Data records for software interfaces:

──────────────────────────────

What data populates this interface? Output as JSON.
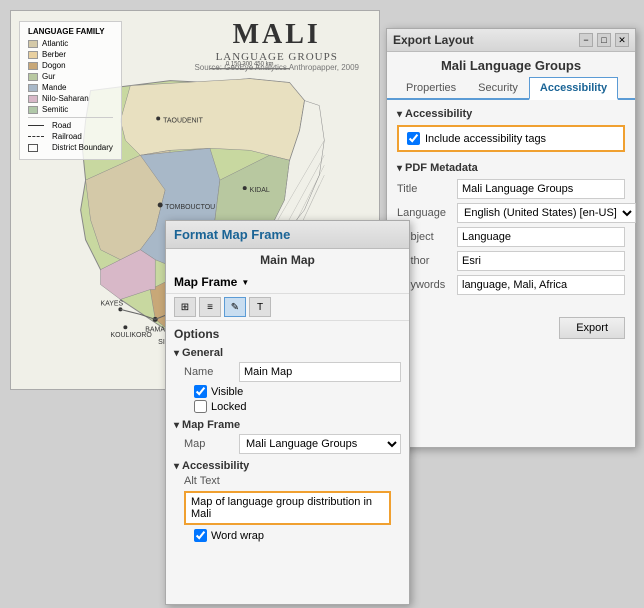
{
  "mali_map": {
    "title": "MALI",
    "subtitle": "LANGUAGE GROUPS",
    "source": "Source: GeoEye Analytics Anthropapper, 2009",
    "legend": {
      "title": "LANGUAGE FAMILY",
      "items": [
        {
          "color": "#d4c9a8",
          "label": "Atlantic"
        },
        {
          "color": "#e8d0a0",
          "label": "Berber"
        },
        {
          "color": "#c8a878",
          "label": "Dogon"
        },
        {
          "color": "#b8c8a0",
          "label": "Gur"
        },
        {
          "color": "#a8b8c8",
          "label": "Mande"
        },
        {
          "color": "#d8b8c8",
          "label": "Nilo-Saharan"
        },
        {
          "color": "#b0c8a8",
          "label": "Semitic"
        }
      ],
      "lines": [
        {
          "style": "solid",
          "label": "Road"
        },
        {
          "style": "dashed",
          "label": "Railroad"
        },
        {
          "style": "border",
          "label": "District Boundary"
        }
      ]
    }
  },
  "format_panel": {
    "title": "Format Map Frame",
    "subtitle": "Main Map",
    "mapframe_label": "Map Frame",
    "toolbar_icons": [
      "grid-icon",
      "list-icon",
      "pencil-icon",
      "text-icon"
    ],
    "options_title": "Options",
    "general_section": "General",
    "name_label": "Name",
    "name_value": "Main Map",
    "visible_label": "Visible",
    "locked_label": "Locked",
    "mapframe_section": "Map Frame",
    "map_label": "Map",
    "map_value": "Mali Language Groups",
    "accessibility_section": "Accessibility",
    "alt_text_label": "Alt Text",
    "alt_text_value": "Map of language group distribution in Mali",
    "word_wrap_label": "Word wrap"
  },
  "export_panel": {
    "title": "Export Layout",
    "map_name": "Mali Language Groups",
    "tabs": [
      {
        "label": "Properties",
        "active": false
      },
      {
        "label": "Security",
        "active": false
      },
      {
        "label": "Accessibility",
        "active": true
      }
    ],
    "accessibility_section": "Accessibility",
    "include_tags_label": "Include accessibility tags",
    "pdf_metadata_section": "PDF Metadata",
    "fields": [
      {
        "label": "Title",
        "value": "Mali Language Groups",
        "type": "input"
      },
      {
        "label": "Language",
        "value": "English (United States) [en-US]",
        "type": "select"
      },
      {
        "label": "Subject",
        "value": "Language",
        "type": "input"
      },
      {
        "label": "Author",
        "value": "Esri",
        "type": "input"
      },
      {
        "label": "Keywords",
        "value": "language, Mali, Africa",
        "type": "input"
      }
    ],
    "export_button": "Export"
  }
}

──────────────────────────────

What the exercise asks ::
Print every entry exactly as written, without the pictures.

Reply to the task ::
What data populates this interface? Output as JSON.
{
  "mali_map": {
    "title": "MALI",
    "subtitle": "LANGUAGE GROUPS",
    "source": "Source: GeoEye Analytics Anthropapper, 2009",
    "legend": {
      "title": "LANGUAGE FAMILY",
      "items": [
        {
          "color": "#d4c9a8",
          "label": "Atlantic"
        },
        {
          "color": "#e8d0a0",
          "label": "Berber"
        },
        {
          "color": "#c8a878",
          "label": "Dogon"
        },
        {
          "color": "#b8c8a0",
          "label": "Gur"
        },
        {
          "color": "#a8b8c8",
          "label": "Mande"
        },
        {
          "color": "#d8b8c8",
          "label": "Nilo-Saharan"
        },
        {
          "color": "#b0c8a8",
          "label": "Semitic"
        }
      ],
      "lines": [
        {
          "style": "solid",
          "label": "Road"
        },
        {
          "style": "dashed",
          "label": "Railroad"
        },
        {
          "style": "border",
          "label": "District Boundary"
        }
      ]
    }
  },
  "format_panel": {
    "title": "Format Map Frame",
    "subtitle": "Main Map",
    "mapframe_label": "Map Frame",
    "toolbar_icons": [
      "grid-icon",
      "list-icon",
      "pencil-icon",
      "text-icon"
    ],
    "options_title": "Options",
    "general_section": "General",
    "name_label": "Name",
    "name_value": "Main Map",
    "visible_label": "Visible",
    "locked_label": "Locked",
    "mapframe_section": "Map Frame",
    "map_label": "Map",
    "map_value": "Mali Language Groups",
    "accessibility_section": "Accessibility",
    "alt_text_label": "Alt Text",
    "alt_text_value": "Map of language group distribution in Mali",
    "word_wrap_label": "Word wrap"
  },
  "export_panel": {
    "title": "Export Layout",
    "map_name": "Mali Language Groups",
    "tabs": [
      {
        "label": "Properties",
        "active": false
      },
      {
        "label": "Security",
        "active": false
      },
      {
        "label": "Accessibility",
        "active": true
      }
    ],
    "accessibility_section": "Accessibility",
    "include_tags_label": "Include accessibility tags",
    "pdf_metadata_section": "PDF Metadata",
    "fields": [
      {
        "label": "Title",
        "value": "Mali Language Groups",
        "type": "input"
      },
      {
        "label": "Language",
        "value": "English (United States) [en-US]",
        "type": "select"
      },
      {
        "label": "Subject",
        "value": "Language",
        "type": "input"
      },
      {
        "label": "Author",
        "value": "Esri",
        "type": "input"
      },
      {
        "label": "Keywords",
        "value": "language, Mali, Africa",
        "type": "input"
      }
    ],
    "export_button": "Export"
  }
}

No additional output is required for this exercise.